• A new generalisation of process capability index Cpk, Pearn, W. L. (1998). Journal of Applied Statistics, 25(6), 801-810. Mathematical measurement of processability and performance was provided in the manufacturing industry from the use of process capability index Cpk. Cpk is yield-based and is isolated from the target T. This is unable to explain the process centring with the regular tolerances with more problems to irregular tolerances. The authors launched a new index, Cp”k which is highly superior to the current Cpk. The statistical characteristics of Cp”k was then investigated with the assumption of normal distribution of the process.

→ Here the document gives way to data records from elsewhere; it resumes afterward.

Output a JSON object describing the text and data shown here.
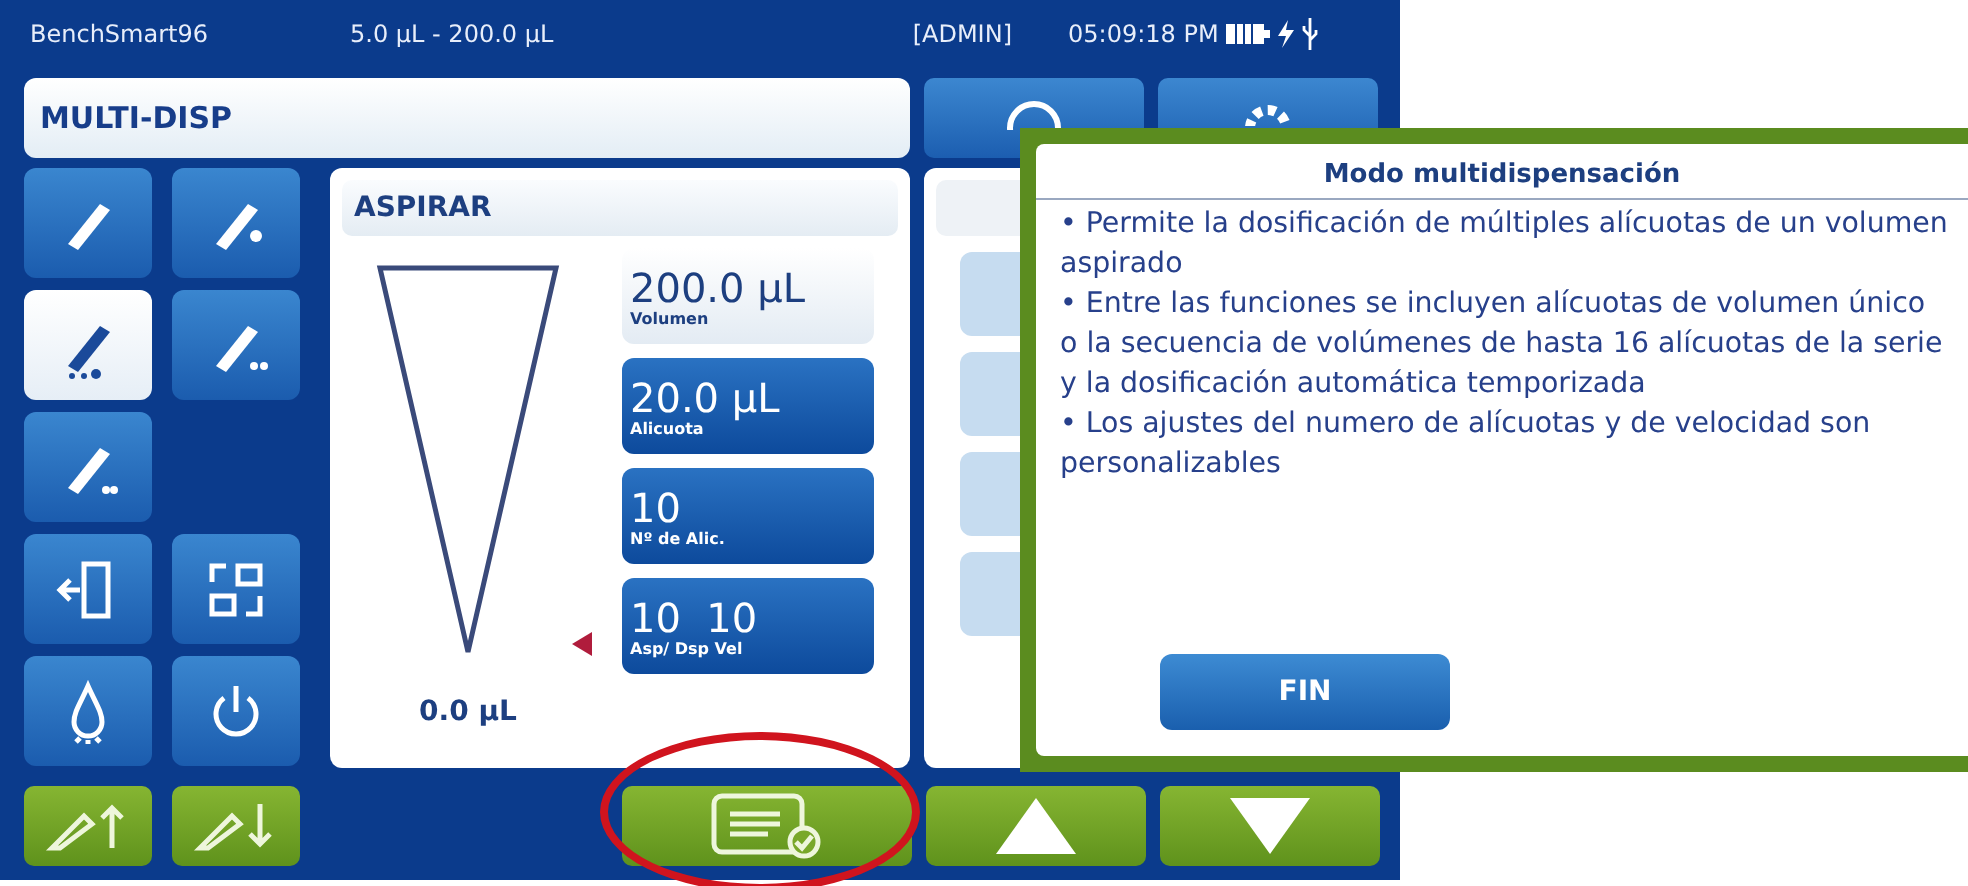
{
  "status_bar": {
    "device_name": "BenchSmart96",
    "volume_range": "5.0 µL - 200.0 µL",
    "user": "[ADMIN]",
    "time": "05:09:18 PM"
  },
  "mode_title": "MULTI-DISP",
  "header_buttons": [
    {
      "kind": "help"
    },
    {
      "kind": "settings"
    }
  ],
  "tool_rows": [
    [
      {
        "kind": "pipette",
        "selected": false
      },
      {
        "kind": "pipette-plus",
        "selected": false
      }
    ],
    [
      {
        "kind": "multi-dispense",
        "selected": true
      },
      {
        "kind": "pipette-dots",
        "selected": false
      }
    ],
    [
      {
        "kind": "pipette-reverse",
        "selected": false
      }
    ],
    [
      {
        "kind": "exit",
        "selected": false
      },
      {
        "kind": "layout",
        "selected": false
      }
    ],
    [
      {
        "kind": "drop",
        "selected": false
      },
      {
        "kind": "power",
        "selected": false
      }
    ]
  ],
  "panel": {
    "title": "ASPIRAR",
    "tip": {
      "reading": "0.0 µL"
    },
    "fields": [
      {
        "value": "200.0 µL",
        "label": "Volumen",
        "selected": true
      },
      {
        "value": "20.0 µL",
        "label": "Alicuota",
        "selected": false
      },
      {
        "value": "10",
        "label": "Nº de Alic.",
        "selected": false
      },
      {
        "value": "10  10",
        "label": "Asp/ Dsp Vel",
        "selected": false
      }
    ]
  },
  "bottom_buttons": [
    {
      "kind": "tip-up"
    },
    {
      "kind": "tip-down"
    },
    {
      "kind": "confirm"
    },
    {
      "kind": "up"
    },
    {
      "kind": "down"
    }
  ],
  "popup": {
    "title": "Modo multidispensación",
    "items": [
      "• Permite la dosificación de múltiples alícuotas de un volumen aspirado",
      "• Entre las funciones se incluyen alícuotas de volumen único o la secuencia de volúmenes de hasta 16 alícuotas de la serie y la dosificación automática temporizada",
      "• Los ajustes del numero de alícuotas y de velocidad son personalizables"
    ],
    "button": "FIN"
  }
}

• A new process capability index for non-normal distributions, Chen, J. P., & Ding, C. G. (2001). International Journal of Quality & Reliability Management, 18(7), 762-770. There have been many proposals of process capability indices in the measurement of process performance. In this paper, there is an examination of Cp, Cpk, CPM, and Cpmk and their overviews, the distribution which considers process variance, the variation of process average from the objective value and fraction of nonconformity. Spmk shows the proportion of nonconformity a previously developed index, also considers the variability and parting from the objective amount which is illustrated by abnormal procedures.

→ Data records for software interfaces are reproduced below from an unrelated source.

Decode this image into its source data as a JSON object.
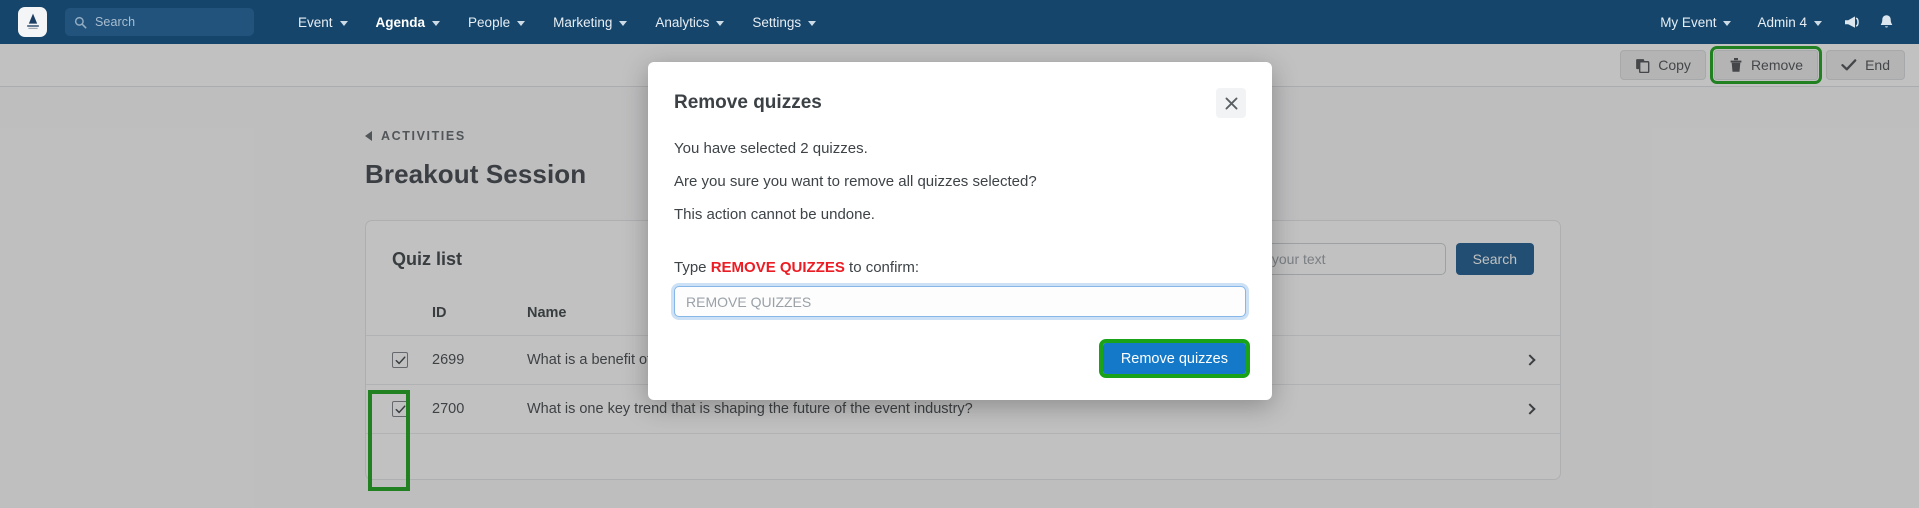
{
  "navbar": {
    "logo_icon": "brand-logo-icon",
    "search": {
      "icon": "search-icon",
      "placeholder": "Search",
      "value": ""
    },
    "items": [
      {
        "label": "Event",
        "icon": "chevron-down-icon",
        "active": false
      },
      {
        "label": "Agenda",
        "icon": "chevron-down-icon",
        "active": true
      },
      {
        "label": "People",
        "icon": "chevron-down-icon",
        "active": false
      },
      {
        "label": "Marketing",
        "icon": "chevron-down-icon",
        "active": false
      },
      {
        "label": "Analytics",
        "icon": "chevron-down-icon",
        "active": false
      },
      {
        "label": "Settings",
        "icon": "chevron-down-icon",
        "active": false
      }
    ],
    "right": {
      "event_label": "My Event",
      "admin_label": "Admin 4",
      "announcement_icon": "megaphone-icon",
      "notification_icon": "bell-icon"
    },
    "bg_color": "#15456b"
  },
  "toolbar": {
    "copy_label": "Copy",
    "copy_icon": "copy-icon",
    "remove_label": "Remove",
    "remove_icon": "trash-icon",
    "remove_highlighted": true,
    "end_label": "End",
    "end_icon": "check-icon",
    "highlight_color": "#1aa319"
  },
  "page": {
    "breadcrumb": "ACTIVITIES",
    "breadcrumb_icon": "back-arrow-icon",
    "title": "Breakout Session"
  },
  "card": {
    "title": "Quiz list",
    "search_placeholder": "Type your text",
    "search_value": "",
    "search_button": "Search",
    "columns": [
      "",
      "ID",
      "Name",
      ""
    ],
    "rows": [
      {
        "checked": true,
        "id": "2699",
        "name": "What is a benefit of attending an event?",
        "arrow_icon": "chevron-right-icon"
      },
      {
        "checked": true,
        "id": "2700",
        "name": "What is one key trend that is shaping the future of the event industry?",
        "arrow_icon": "chevron-right-icon"
      }
    ],
    "checkbox_highlighted": true
  },
  "modal": {
    "title": "Remove quizzes",
    "close_icon": "close-icon",
    "lines": [
      "You have selected 2 quizzes.",
      "Are you sure you want to remove all quizzes selected?",
      "This action cannot be undone."
    ],
    "confirm_prefix": "Type ",
    "confirm_keyword": "REMOVE QUIZZES",
    "confirm_suffix": " to confirm:",
    "confirm_placeholder": "REMOVE QUIZZES",
    "confirm_value": "",
    "submit_label": "Remove quizzes",
    "submit_highlighted": true,
    "keyword_color": "#ec1c24",
    "submit_color": "#1479c9"
  }
}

• Variable sampling inspection for resubmitted lots based on process capability index Cpk for normally distributed items, Aslam, M., Wu, C. W., Azam, M., & Jun, C. H. (2013). Applied Mathematical Modelling, 37(3), 667-675. This paper develops a variables sampling review strategy for the resubmitted lot based on the process capability index Cpk for the normally distributed objects with unknown average and variance. The paper also describes the importance of the suggested resubmitted sampling strategy over variable unit sampling. Table of proposed strategy factors for the selected values of acceptable quality levels (AQL), limiting quality levels (LQL), producer’s α-risk and consumer’s β-risk are given out and examined with the assistance of appropriate example.

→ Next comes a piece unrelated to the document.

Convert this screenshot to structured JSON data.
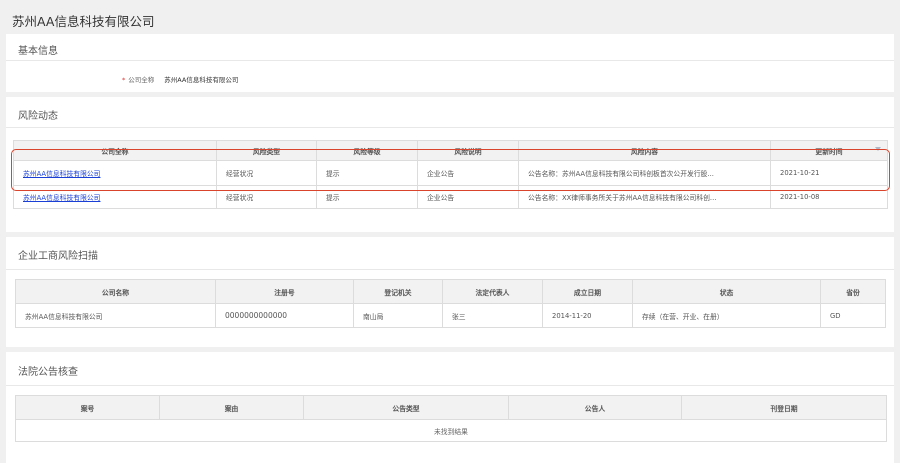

• Distributional and inferential properties of process capability indices, Pearn, W. L., Kotz, S., & Johnson, N. L. (1992). Journal of Quality Technology, 24(4), 216-231. The author performs a study and judgmental comment regarding some necessary concepts and perceptions appropriate to the procedure involving process capability indices (PCIs). The intention is to add on the thoughtful and explanation of these indices if need of their use arises, The authors treat them as main indicators of anticipated part of noncompliant objects and not as having some association to neutral loss curve as is the most current trendy perspective. There are suggestions of Current PCIs associated with nonconforming objects.
• Variables sampling inspection scheme for resubmitted lots based on the process capability index Cpk, Wu, C. W., Aslam, M., & Jun, C. H. (2012). European Journal of Operational Research, 217(3), 560-566. This paper develops a variables sampling review strategy for the resubmitted lot based on the process capability index Cpk for the normally distributed objects with unknown average and variance. The paper also describes the importance of the suggested resubmitted sampling strategy over variable unit sampling. Table of proposed strategy factors for the selected values of acceptable quality levels (AQL), limiting quality levels (LQL), producer’s α-risk and consumer’s β-risk are given out and examined with the assistance of appropriate example.